When Franz talked to Dr. Alcala during the DOST event, it came to a point where Franz asked what has been on his mind as a graduating high school student, eager to take the next steps to achieve his vision: Where is the best school for marine biology in the Philippines?

The Sillimanian scientist’s response was no surprise. Franz knew about Silliman University, but doubted that his parents could afford to send him there. Dr. Alcala encouraged him to apply for a scholarship, and he did.

After they met, Franz wrote to the SU Angelo King Center for Research and Environmental Management (SUAKCREM) and to Dr. Alcala, applied for their scholarship program, and told them his story. He then decided to enroll in Silliman with his DOST scholarship and a scholarship from SUAKCREM.

It is in SU where Franz finds a place for his dreams as a scholar. Still in his first year, Franz admits it has been a challenge for him so far to find the right balance between his studies and extracurricular activities that are also in line with his advocacies, but it is a challenge he is set on overcoming.

“I think college life is like a battle between yourself and your dreams, but I want to defend my dreams. I do not want to let my dreams lose,” he said.

Like sea turtles (Franz’s favorite animal), dreamers like Franz seem to be an “endangered species” in a society where more lucrative professions—lawyer, doctor, engineer—are preferred and pursued.

“Unlike some who take up Biology as a pre-med course, I chose Biology because I want to become a scientist,” said Franz, who decided to choose Biology over Marine Biology because he wants his knowledge on biology to be multifaceted. Someday, he hopes to be like Dr. Alcala and other Filipino scientists who have contributed to the conservation of the country’s biodiversity.

In the life cycle of a sea turtle, Franz is in what we call the “lost years,” when sea turtles swim away from their coastal birthplace to venture into unknown waters before returning to the coast. Franz admits missing home and arriving from school to the comfort of his parents, but also acknowledges that his time in SU is a time of learning how to ride the waves and find his current as a young sea turtle adapting to independence.

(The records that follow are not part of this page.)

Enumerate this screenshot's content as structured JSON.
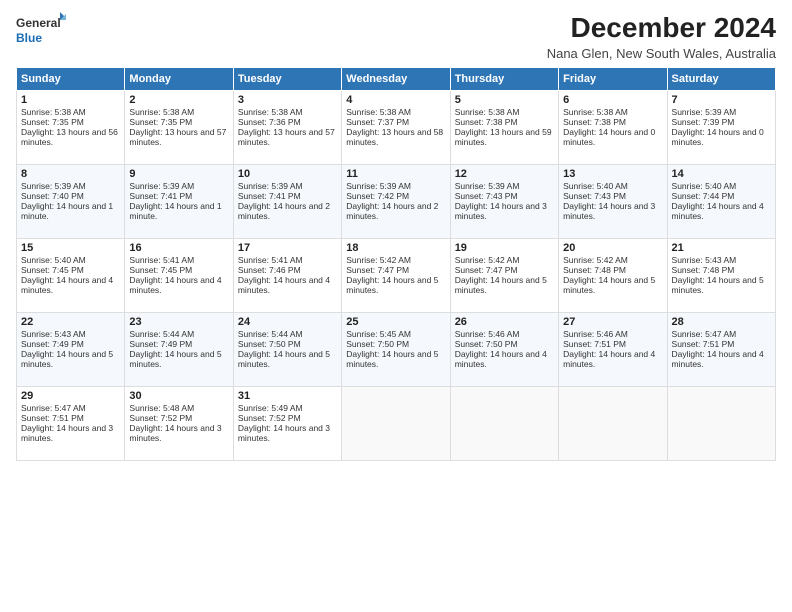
{
  "header": {
    "logo_line1": "General",
    "logo_line2": "Blue",
    "month_title": "December 2024",
    "location": "Nana Glen, New South Wales, Australia"
  },
  "days_of_week": [
    "Sunday",
    "Monday",
    "Tuesday",
    "Wednesday",
    "Thursday",
    "Friday",
    "Saturday"
  ],
  "weeks": [
    [
      {
        "day": "1",
        "sunrise": "5:38 AM",
        "sunset": "7:35 PM",
        "daylight": "13 hours and 56 minutes."
      },
      {
        "day": "2",
        "sunrise": "5:38 AM",
        "sunset": "7:35 PM",
        "daylight": "13 hours and 57 minutes."
      },
      {
        "day": "3",
        "sunrise": "5:38 AM",
        "sunset": "7:36 PM",
        "daylight": "13 hours and 57 minutes."
      },
      {
        "day": "4",
        "sunrise": "5:38 AM",
        "sunset": "7:37 PM",
        "daylight": "13 hours and 58 minutes."
      },
      {
        "day": "5",
        "sunrise": "5:38 AM",
        "sunset": "7:38 PM",
        "daylight": "13 hours and 59 minutes."
      },
      {
        "day": "6",
        "sunrise": "5:38 AM",
        "sunset": "7:38 PM",
        "daylight": "14 hours and 0 minutes."
      },
      {
        "day": "7",
        "sunrise": "5:39 AM",
        "sunset": "7:39 PM",
        "daylight": "14 hours and 0 minutes."
      }
    ],
    [
      {
        "day": "8",
        "sunrise": "5:39 AM",
        "sunset": "7:40 PM",
        "daylight": "14 hours and 1 minute."
      },
      {
        "day": "9",
        "sunrise": "5:39 AM",
        "sunset": "7:41 PM",
        "daylight": "14 hours and 1 minute."
      },
      {
        "day": "10",
        "sunrise": "5:39 AM",
        "sunset": "7:41 PM",
        "daylight": "14 hours and 2 minutes."
      },
      {
        "day": "11",
        "sunrise": "5:39 AM",
        "sunset": "7:42 PM",
        "daylight": "14 hours and 2 minutes."
      },
      {
        "day": "12",
        "sunrise": "5:39 AM",
        "sunset": "7:43 PM",
        "daylight": "14 hours and 3 minutes."
      },
      {
        "day": "13",
        "sunrise": "5:40 AM",
        "sunset": "7:43 PM",
        "daylight": "14 hours and 3 minutes."
      },
      {
        "day": "14",
        "sunrise": "5:40 AM",
        "sunset": "7:44 PM",
        "daylight": "14 hours and 4 minutes."
      }
    ],
    [
      {
        "day": "15",
        "sunrise": "5:40 AM",
        "sunset": "7:45 PM",
        "daylight": "14 hours and 4 minutes."
      },
      {
        "day": "16",
        "sunrise": "5:41 AM",
        "sunset": "7:45 PM",
        "daylight": "14 hours and 4 minutes."
      },
      {
        "day": "17",
        "sunrise": "5:41 AM",
        "sunset": "7:46 PM",
        "daylight": "14 hours and 4 minutes."
      },
      {
        "day": "18",
        "sunrise": "5:42 AM",
        "sunset": "7:47 PM",
        "daylight": "14 hours and 5 minutes."
      },
      {
        "day": "19",
        "sunrise": "5:42 AM",
        "sunset": "7:47 PM",
        "daylight": "14 hours and 5 minutes."
      },
      {
        "day": "20",
        "sunrise": "5:42 AM",
        "sunset": "7:48 PM",
        "daylight": "14 hours and 5 minutes."
      },
      {
        "day": "21",
        "sunrise": "5:43 AM",
        "sunset": "7:48 PM",
        "daylight": "14 hours and 5 minutes."
      }
    ],
    [
      {
        "day": "22",
        "sunrise": "5:43 AM",
        "sunset": "7:49 PM",
        "daylight": "14 hours and 5 minutes."
      },
      {
        "day": "23",
        "sunrise": "5:44 AM",
        "sunset": "7:49 PM",
        "daylight": "14 hours and 5 minutes."
      },
      {
        "day": "24",
        "sunrise": "5:44 AM",
        "sunset": "7:50 PM",
        "daylight": "14 hours and 5 minutes."
      },
      {
        "day": "25",
        "sunrise": "5:45 AM",
        "sunset": "7:50 PM",
        "daylight": "14 hours and 5 minutes."
      },
      {
        "day": "26",
        "sunrise": "5:46 AM",
        "sunset": "7:50 PM",
        "daylight": "14 hours and 4 minutes."
      },
      {
        "day": "27",
        "sunrise": "5:46 AM",
        "sunset": "7:51 PM",
        "daylight": "14 hours and 4 minutes."
      },
      {
        "day": "28",
        "sunrise": "5:47 AM",
        "sunset": "7:51 PM",
        "daylight": "14 hours and 4 minutes."
      }
    ],
    [
      {
        "day": "29",
        "sunrise": "5:47 AM",
        "sunset": "7:51 PM",
        "daylight": "14 hours and 3 minutes."
      },
      {
        "day": "30",
        "sunrise": "5:48 AM",
        "sunset": "7:52 PM",
        "daylight": "14 hours and 3 minutes."
      },
      {
        "day": "31",
        "sunrise": "5:49 AM",
        "sunset": "7:52 PM",
        "daylight": "14 hours and 3 minutes."
      },
      null,
      null,
      null,
      null
    ]
  ]
}
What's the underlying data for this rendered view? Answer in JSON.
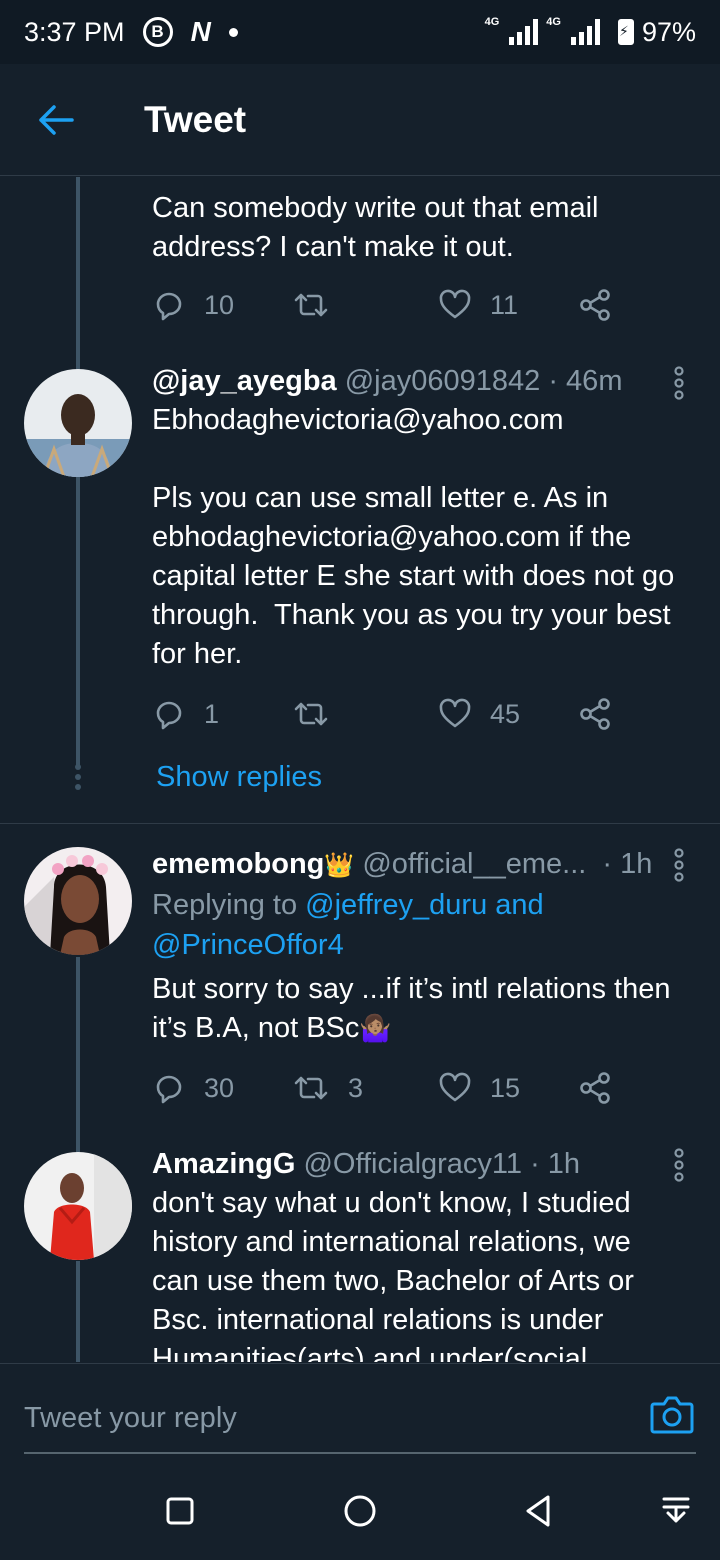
{
  "status_bar": {
    "time": "3:37 PM",
    "battery": "97%",
    "network_1": "4G",
    "network_2": "4G"
  },
  "app_bar": {
    "title": "Tweet"
  },
  "tweets": [
    {
      "text": "Can somebody write out that email address? I can't make it out.",
      "replies": "10",
      "retweets": "",
      "likes": "11"
    },
    {
      "name": "@jay_ayegba",
      "handle": "@jay06091842",
      "time": "· 46m",
      "text": "Ebhodaghevictoria@yahoo.com\n\nPls you can use small letter e. As in ebhodaghevictoria@yahoo.com if the capital letter E she start with does not go through.  Thank you as you try your best for her.",
      "replies": "1",
      "retweets": "",
      "likes": "45",
      "show_replies": "Show replies"
    },
    {
      "name": "ememobong",
      "name_emoji": "👑",
      "handle": "@official__eme...",
      "time": "· 1h",
      "replying_prefix": "Replying to ",
      "replying_users": "@jeffrey_duru and @PrinceOffor4",
      "text": "But sorry to say ...if it’s intl relations then it’s B.A, not BSc",
      "text_emoji": "🤷🏽‍♀️",
      "replies": "30",
      "retweets": "3",
      "likes": "15"
    },
    {
      "name": "AmazingG",
      "handle": "@Officialgracy11",
      "time": "· 1h",
      "text": "don't say what u don't know, I studied history and international relations, we can use them two, Bachelor of Arts or Bsc. international relations is under Humanities(arts) and under(social"
    }
  ],
  "reply_bar": {
    "placeholder": "Tweet your reply"
  },
  "colors": {
    "background": "#15202b",
    "accent": "#1da1f2",
    "secondary_text": "#8899a6",
    "divider": "#2f3b47"
  }
}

In the halls of Silliman, Franz continues to defend – and build up knowledge – that will enable him to pursue his vision.